Cooper also addresses other famous fires. The Triangle Shirtwaist Fire, which led to the modern fire drill, the Coconut Grove Fire brought new rules about the flammability of decorations in public places, and also new ways of treating burn victims, and then a very sad and detailed chapter about the World Trade Center. Cooper integrates a ton of information and interviews, and cites jillions of sources in a way that that is interesting and engaging. For those of us who are working with kids on citing sources, this would be a terrific mentor text! Each chapter is accompanied by a myriad of black and white photographs.

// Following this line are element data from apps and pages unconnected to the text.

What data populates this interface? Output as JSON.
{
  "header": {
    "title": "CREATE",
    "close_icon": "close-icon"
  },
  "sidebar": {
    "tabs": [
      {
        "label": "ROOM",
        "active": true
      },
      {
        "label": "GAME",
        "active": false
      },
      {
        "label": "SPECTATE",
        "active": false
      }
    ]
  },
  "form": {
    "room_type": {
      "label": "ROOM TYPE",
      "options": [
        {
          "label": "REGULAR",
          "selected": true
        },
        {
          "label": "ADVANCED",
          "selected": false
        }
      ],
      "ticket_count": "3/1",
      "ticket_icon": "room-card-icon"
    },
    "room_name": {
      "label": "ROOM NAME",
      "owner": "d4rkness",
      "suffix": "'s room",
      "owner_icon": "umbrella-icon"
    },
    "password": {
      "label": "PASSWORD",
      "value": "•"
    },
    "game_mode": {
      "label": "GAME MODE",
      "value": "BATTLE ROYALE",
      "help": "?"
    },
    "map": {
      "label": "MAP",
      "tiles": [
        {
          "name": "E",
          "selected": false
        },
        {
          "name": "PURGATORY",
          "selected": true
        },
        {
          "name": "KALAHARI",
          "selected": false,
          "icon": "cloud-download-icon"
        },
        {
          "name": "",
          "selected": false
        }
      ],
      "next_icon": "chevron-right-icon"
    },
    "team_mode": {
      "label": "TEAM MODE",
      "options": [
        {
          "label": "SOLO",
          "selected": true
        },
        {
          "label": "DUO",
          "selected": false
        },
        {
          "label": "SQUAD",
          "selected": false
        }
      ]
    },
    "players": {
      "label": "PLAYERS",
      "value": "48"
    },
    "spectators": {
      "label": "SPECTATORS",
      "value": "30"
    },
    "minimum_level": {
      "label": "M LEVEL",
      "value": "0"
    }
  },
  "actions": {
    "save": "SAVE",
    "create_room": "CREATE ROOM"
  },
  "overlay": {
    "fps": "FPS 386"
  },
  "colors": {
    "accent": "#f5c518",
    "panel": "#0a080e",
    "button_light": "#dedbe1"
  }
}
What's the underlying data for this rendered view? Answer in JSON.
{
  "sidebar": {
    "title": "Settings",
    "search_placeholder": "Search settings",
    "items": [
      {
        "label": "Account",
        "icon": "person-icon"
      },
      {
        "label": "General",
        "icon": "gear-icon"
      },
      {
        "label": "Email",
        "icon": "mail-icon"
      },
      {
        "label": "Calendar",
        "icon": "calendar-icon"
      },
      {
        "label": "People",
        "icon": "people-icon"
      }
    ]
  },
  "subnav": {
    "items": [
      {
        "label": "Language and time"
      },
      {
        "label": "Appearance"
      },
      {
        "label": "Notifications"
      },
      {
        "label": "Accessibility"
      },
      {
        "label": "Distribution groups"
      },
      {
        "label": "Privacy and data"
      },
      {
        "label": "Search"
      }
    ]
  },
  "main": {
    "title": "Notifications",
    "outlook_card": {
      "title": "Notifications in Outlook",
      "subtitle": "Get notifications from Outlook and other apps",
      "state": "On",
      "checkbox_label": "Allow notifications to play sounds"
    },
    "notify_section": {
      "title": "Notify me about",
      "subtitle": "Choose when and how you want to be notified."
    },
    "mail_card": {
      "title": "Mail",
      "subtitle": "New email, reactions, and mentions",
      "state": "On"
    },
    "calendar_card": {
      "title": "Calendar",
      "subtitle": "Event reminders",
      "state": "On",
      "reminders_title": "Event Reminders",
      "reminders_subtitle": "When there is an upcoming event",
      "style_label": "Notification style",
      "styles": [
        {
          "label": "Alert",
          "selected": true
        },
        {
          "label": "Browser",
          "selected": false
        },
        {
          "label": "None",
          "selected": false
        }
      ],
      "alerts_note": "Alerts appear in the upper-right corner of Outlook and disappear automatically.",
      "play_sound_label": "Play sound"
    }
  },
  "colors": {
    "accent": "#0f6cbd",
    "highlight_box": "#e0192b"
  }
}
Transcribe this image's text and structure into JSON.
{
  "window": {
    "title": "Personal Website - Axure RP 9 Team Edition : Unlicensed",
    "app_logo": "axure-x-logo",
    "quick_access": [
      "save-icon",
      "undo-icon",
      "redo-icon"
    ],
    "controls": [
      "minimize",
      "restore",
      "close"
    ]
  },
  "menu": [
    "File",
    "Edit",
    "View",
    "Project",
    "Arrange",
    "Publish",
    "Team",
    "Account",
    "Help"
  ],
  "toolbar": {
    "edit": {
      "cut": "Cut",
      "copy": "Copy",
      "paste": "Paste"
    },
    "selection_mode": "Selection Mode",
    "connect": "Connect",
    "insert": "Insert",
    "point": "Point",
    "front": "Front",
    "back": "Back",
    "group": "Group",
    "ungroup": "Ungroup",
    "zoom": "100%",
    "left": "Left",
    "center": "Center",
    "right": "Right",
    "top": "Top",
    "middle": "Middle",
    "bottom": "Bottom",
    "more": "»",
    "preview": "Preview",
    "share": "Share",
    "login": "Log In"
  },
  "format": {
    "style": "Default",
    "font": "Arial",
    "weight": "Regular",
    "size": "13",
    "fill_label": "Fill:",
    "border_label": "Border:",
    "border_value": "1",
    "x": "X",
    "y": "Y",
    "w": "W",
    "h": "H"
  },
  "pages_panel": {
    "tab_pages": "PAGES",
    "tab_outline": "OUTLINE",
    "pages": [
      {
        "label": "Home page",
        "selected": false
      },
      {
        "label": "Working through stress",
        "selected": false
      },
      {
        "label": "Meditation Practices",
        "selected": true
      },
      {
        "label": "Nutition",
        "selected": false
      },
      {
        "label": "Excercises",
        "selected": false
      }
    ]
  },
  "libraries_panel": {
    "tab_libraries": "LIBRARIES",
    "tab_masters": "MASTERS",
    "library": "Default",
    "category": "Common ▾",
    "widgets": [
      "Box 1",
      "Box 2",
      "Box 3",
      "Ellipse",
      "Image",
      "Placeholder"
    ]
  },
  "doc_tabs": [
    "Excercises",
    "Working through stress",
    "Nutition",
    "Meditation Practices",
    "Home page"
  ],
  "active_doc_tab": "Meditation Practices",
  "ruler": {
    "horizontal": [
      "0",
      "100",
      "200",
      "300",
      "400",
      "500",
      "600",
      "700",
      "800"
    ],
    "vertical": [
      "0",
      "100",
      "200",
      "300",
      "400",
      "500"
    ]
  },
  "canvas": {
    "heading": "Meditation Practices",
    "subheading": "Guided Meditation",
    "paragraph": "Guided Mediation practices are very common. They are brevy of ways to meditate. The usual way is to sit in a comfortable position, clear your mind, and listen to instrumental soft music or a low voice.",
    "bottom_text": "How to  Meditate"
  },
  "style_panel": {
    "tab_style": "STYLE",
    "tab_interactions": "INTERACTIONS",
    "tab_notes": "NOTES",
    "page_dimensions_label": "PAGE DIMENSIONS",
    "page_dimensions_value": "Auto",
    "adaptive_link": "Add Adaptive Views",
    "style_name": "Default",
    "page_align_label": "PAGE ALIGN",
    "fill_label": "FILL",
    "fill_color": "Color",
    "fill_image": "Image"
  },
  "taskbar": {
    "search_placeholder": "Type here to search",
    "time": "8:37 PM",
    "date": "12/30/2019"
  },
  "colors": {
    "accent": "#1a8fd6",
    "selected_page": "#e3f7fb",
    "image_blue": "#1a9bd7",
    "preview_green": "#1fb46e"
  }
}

Back matter includes photographs of fire engines through the ages, a list of related websites, fire museums to visit, a glossary, a bibliography, and an index.